The Trials

by Jedediah Berry

By the age of eleven, he knew the name of every man and woman executed during the Salem witch trials of 1692. In reenactments of the pressing to death of Giles Corey, Walter's friends stacked pillows onto his chest while he defied his inquisitors.

“Your plea?” his friends asked.

Walter clenched his teeth and hissed, “More weight.”

And up went another pillow.

Walter's mother drove him to his father's house one Friday afternoon and never came back. His father marked the days of her absence on the calendar. “Damn bitch,” he said with the seventh red slash.

Walter thought his father had misspoken. “You mean witch,” he said.

“That's right,” his father said, and poured Walter a glass of grapefruit juice.

Walter's new room had been dedicated to his father's model airplane hobby, and a few were still hanging from the ceiling when Walter moved in. One night he took a plane down and sneaked onto the roof, started the miniature gas motor, and let it fly. Glowing insect-green in the moonlight, it buzzed over neighboring houses and disappeared into the trees.

His father sat him at the kitchen table the next day and asked, “What happened to my Spitfire?”

Walter felt the weight on his chest and said nothing. His father gave up and hid the other planes in the cellar.

School started, and Walter made friends with Laura and Linda, the Marsh twins, who rode the same bus. They read him stories about their pets and told him what his dreams meant. Walter began to understand the secret language the twins had invented. A bad thing was haggis. Anything uncertain was squirreled up.

He came home one day with dirt in his hair and his nose bleeding onto his shirt. His father started cleaning him up and Walter said he wanted his mother. “It's good to separate your wants from your needs,” his father told him.

On the playground, Walter saw Laura and Linda surrounded by a group of boys and girls. The twins were hugging each other and crying. Reggie, the boy who had given Walter the bloody nose, bounced a red kickball in his hand. Walter stood beside him.

“Hey, third twin,” Reggie said. “You want to play dodge ball? Hop in with your sisters.”

The girls stopped crying when they saw Walter. Laura said his name, but Walter took the kickball from Reggie and hurled it into Laura's side so hard she fell over.

“She can't breathe!” Linda screamed, petting her sister's hair.
Laura had asthma, Walter knew. She called it the little breaths. The nurse sent the twins home early, and Walter sat with Reggie on the bus ride home.

The Halloween field trip was to the Salem Museum of Witchcraft. A life-sized diorama depicted a wax figure in gray puritan garb. He brandished his walking stick and asked, “Guilty or not guilty?”

At the puritan's feet, a man writhed under a pile of stones. “More weight,” he said, and from the tiny speakers came the sound of bones cracking.

The tour guide said, “It took mean old Giles Corey two days to die.”

“Three,” Walter said, and the other kids looked at him.

Walter's father introduced him to his new girlfriend, Angie. “She's a math teacher in Springfield,” he said. “You want to tell her what you got on your last math test?”

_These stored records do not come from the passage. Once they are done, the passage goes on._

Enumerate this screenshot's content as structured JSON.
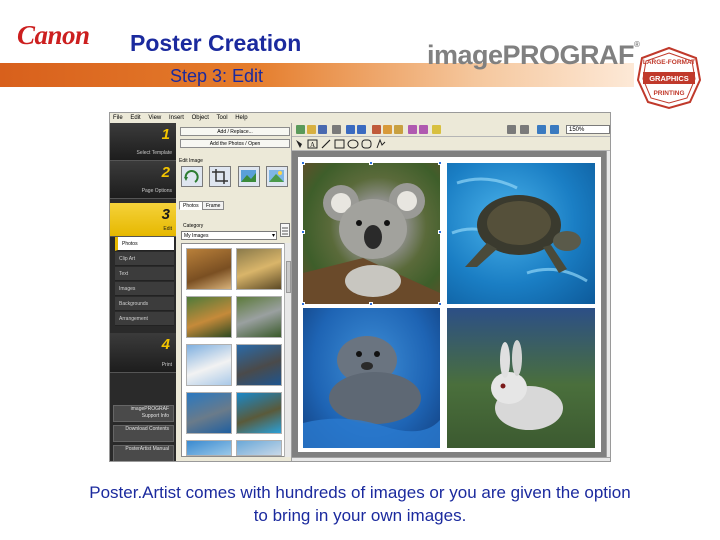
{
  "header": {
    "brand_logo": "Canon",
    "title": "Poster Creation",
    "subtitle": "Step 3: Edit",
    "product_brand_light": "image",
    "product_brand_bold": "PROGRAF",
    "trademark": "®",
    "badge_text": [
      "LARGE-FORMAT",
      "GRAPHICS",
      "PRINTING"
    ]
  },
  "app": {
    "menu": [
      "File",
      "Edit",
      "View",
      "Insert",
      "Object",
      "Tool",
      "Help"
    ],
    "steps": [
      {
        "number": "1",
        "label": "Select Template"
      },
      {
        "number": "2",
        "label": "Page Options"
      },
      {
        "number": "3",
        "label": "Edit"
      },
      {
        "number": "4",
        "label": "Print"
      }
    ],
    "edit_subitems": [
      "Photos",
      "Clip Art",
      "Text",
      "Images",
      "Backgrounds",
      "Arrangement"
    ],
    "nav_buttons": [
      "imagePROGRAF Support Info",
      "Download Contents",
      "PosterArtist Manual"
    ],
    "panel": {
      "add_replace_label": "Add / Replace...",
      "add_photos_label": "Add the Photos / Open",
      "edit_image_label": "Edit Image",
      "tabs": [
        "Photos",
        "Frame"
      ],
      "category_label": "Category",
      "category_value": "My Images"
    },
    "zoom_value": "150%",
    "colors": {
      "accent_yellow": "#e6b800",
      "nav_dark": "#2a2a2a",
      "selection_blue": "#2d6fdb"
    }
  },
  "caption": {
    "line1": "Poster.Artist comes with hundreds of images or you are given the option",
    "line2": "to bring in your own images."
  }
}
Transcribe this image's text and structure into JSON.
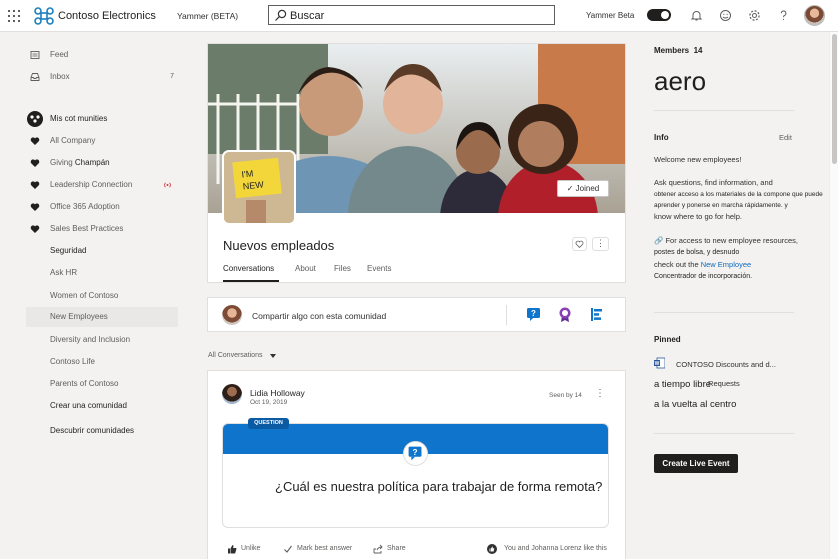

Angie moved in a few weeks later. She found the box of model planes, and while Walter's father was away one weekend, she and Walter took them to a field at the edge of town. None of the engines would start, but she laughed when he told her what happened to the green Spitfire.

After she and Walter's father got into a fight one morning, Angie came into the living room and sat next to Walter. She lit a cigarette and said, “You watch too much television. And you look like your mother.” She moved out later that day.

Walter's father gave him twelve months torn from the calendar, rolled up and tied like a diploma. Every day was marked off in red ink.

Walter tried out for a part in the school's presentation of The Crucible and got the lead. A man from the newspaper came during a rehearsal and took pictures. Walter appeared as John Proctor on the front page the next day, hand clenched as he spoke to the court. In the caption, his name was misspelled.

On opening night, Walter's father got a seat near the front and whispered to the other parents, “That's my son, star of the show.” But he couldn't take his eyes off the boy in the role of Giles Corey, whose young face was etched with the wrinkles of an eighty-year-old man. As the boy groaned under the weight of the press, Walter's father crushed his program in his fist.

“They'll never break him,” he said, speaking so loudly that a woman in the next row shushed him and glared.